The “moment of truth” has been an important phrase in marketing for a while. First coined back in the day by P&G if we remember correctly (yes, we are that old). It started with the first and second moments of truth, the FMOT and SMOT respectively. P&G loved a good acronym! I can always remember being issued with my ‘TLA’ dictionary on my first day in the office at P&G. Ironically, the first acronym you had to look up was in the title of the book you had just been handed (TLA = three letter acronym if you hadn’t guessed).


The FMOT being the first point you interact with a product, service or brand. In P&G’s FMCG world this was typically at shelf. More recently, thinking (as well as the world) has evolved. This FMOT is increasingly more likely to be virtual. Indeed, some marketers often now us the phrase ‘Zero Moment of Truth’ (ZMOT). The moment before the FMOT when you are actively considering a purchase.  The SMOT then being the point you use or experience the product or service.

All very interesting I hear you cry (or maybe not). Why are you banging on about ZMOT’s, FMOT’s and SMOT’s? Well, these are crucial points for any business and their brands. How well do we truly understand them???

Focus connection on you MOT’s

Yes, many organisations will probably have folders full of research that understand these moments. From Brand Trackers to Usage & Attitude studies. Customer needs, frustrations and barriers will be documented and often quantified. But how well do YOU, as an employee, really understand them? Have you experienced those frustrations, have you seen them first hand? Hopefully your answer yes but we often see it’s a significant gap in many businesses. Otherwise, let’s face it, we wouldn’t do what we do!

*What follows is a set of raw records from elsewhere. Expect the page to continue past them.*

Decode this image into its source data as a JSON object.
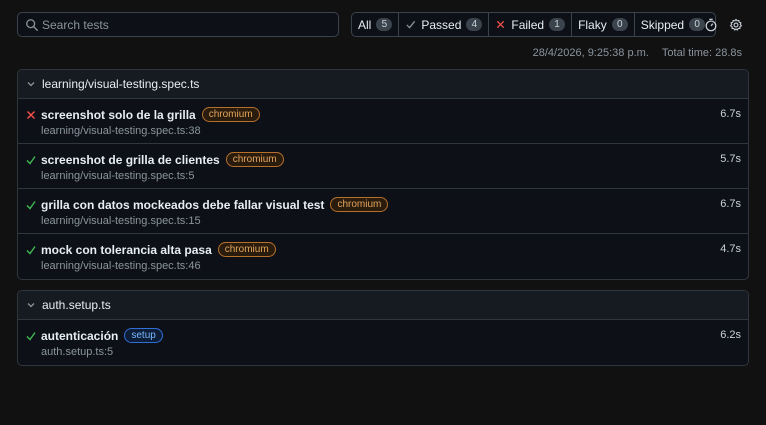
{
  "search": {
    "placeholder": "Search tests",
    "value": ""
  },
  "filters": [
    {
      "label": "All",
      "count": "5",
      "icon": ""
    },
    {
      "label": "Passed",
      "count": "4",
      "icon": "check-icon"
    },
    {
      "label": "Failed",
      "count": "1",
      "icon": "cross-icon"
    },
    {
      "label": "Flaky",
      "count": "0",
      "icon": ""
    },
    {
      "label": "Skipped",
      "count": "0",
      "icon": ""
    }
  ],
  "toolbar_icons": [
    "stopwatch-icon",
    "gear-icon"
  ],
  "meta": {
    "date": "28/4/2026, 9:25:38 p.m.",
    "total_time": "Total time: 28.8s"
  },
  "colors": {
    "passed": "#3fb950",
    "failed": "#f85149",
    "chromium": "#e3a45c",
    "setup": "#79b8ff"
  },
  "files": [
    {
      "name": "learning/visual-testing.spec.ts",
      "tests": [
        {
          "status": "failed",
          "title": "screenshot solo de la grilla",
          "tag": "chromium",
          "location": "learning/visual-testing.spec.ts:38",
          "duration": "6.7s"
        },
        {
          "status": "passed",
          "title": "screenshot de grilla de clientes",
          "tag": "chromium",
          "location": "learning/visual-testing.spec.ts:5",
          "duration": "5.7s"
        },
        {
          "status": "passed",
          "title": "grilla con datos mockeados debe fallar visual test",
          "tag": "chromium",
          "location": "learning/visual-testing.spec.ts:15",
          "duration": "6.7s"
        },
        {
          "status": "passed",
          "title": "mock con tolerancia alta pasa",
          "tag": "chromium",
          "location": "learning/visual-testing.spec.ts:46",
          "duration": "4.7s"
        }
      ]
    },
    {
      "name": "auth.setup.ts",
      "tests": [
        {
          "status": "passed",
          "title": "autenticación",
          "tag": "setup",
          "location": "auth.setup.ts:5",
          "duration": "6.2s"
        }
      ]
    }
  ]
}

I can think of many examples from our careers where there is a huge need for this first-hand experience. Something we refer to as building cognitive empathy with your customer. The empathy built by seeing, observing and experiencing something directly. Here are some memorable moments we’ve been involved in:

  • The marketing team at Huggies mainly being staffed by young men and women who had never known what it was like to hold a baby, let alone try and change one’s nappy when it was screaming the house down and you had only had 3 hours sleep in the last month. Your brand better deliver in that SMOT or you are going to know about it!

  • The team of a well-known cognac brand, who were all getting a bit long in the tooth, realised their brand was becoming the favoured drink of high net worth music artists in the U.S.  Their idea of a good night out was a meal with friends and a few bottles of red wine, not a city centre nightclub. A FMOT influenced more by status than how the drink is going to taste.

  • The team developing products for elderly patients of care homes. Who had never seen first-hand what living life, or indeed working, in such a an environment was actually like. Theres a huge need to understand how the SMOT can be as important to the care giver as much as it is for the person being cared for.


We believe the more you can truly experience these ‘moments of truth’ the more you will hopefully empathise with your customers. Does your brand have a specific point of market entry, a point at which it is first seriously considered? Or, is there a specific pain point in your category that shapes interaction with your brand or those of your competitors?

Do you really know what those moments feel like? Can you empathise? With empathy comes understanding. With understanding comes better decisions. With better decisions comes better business success. And success is never a bad thing.

Get out and Mingle – be better connected.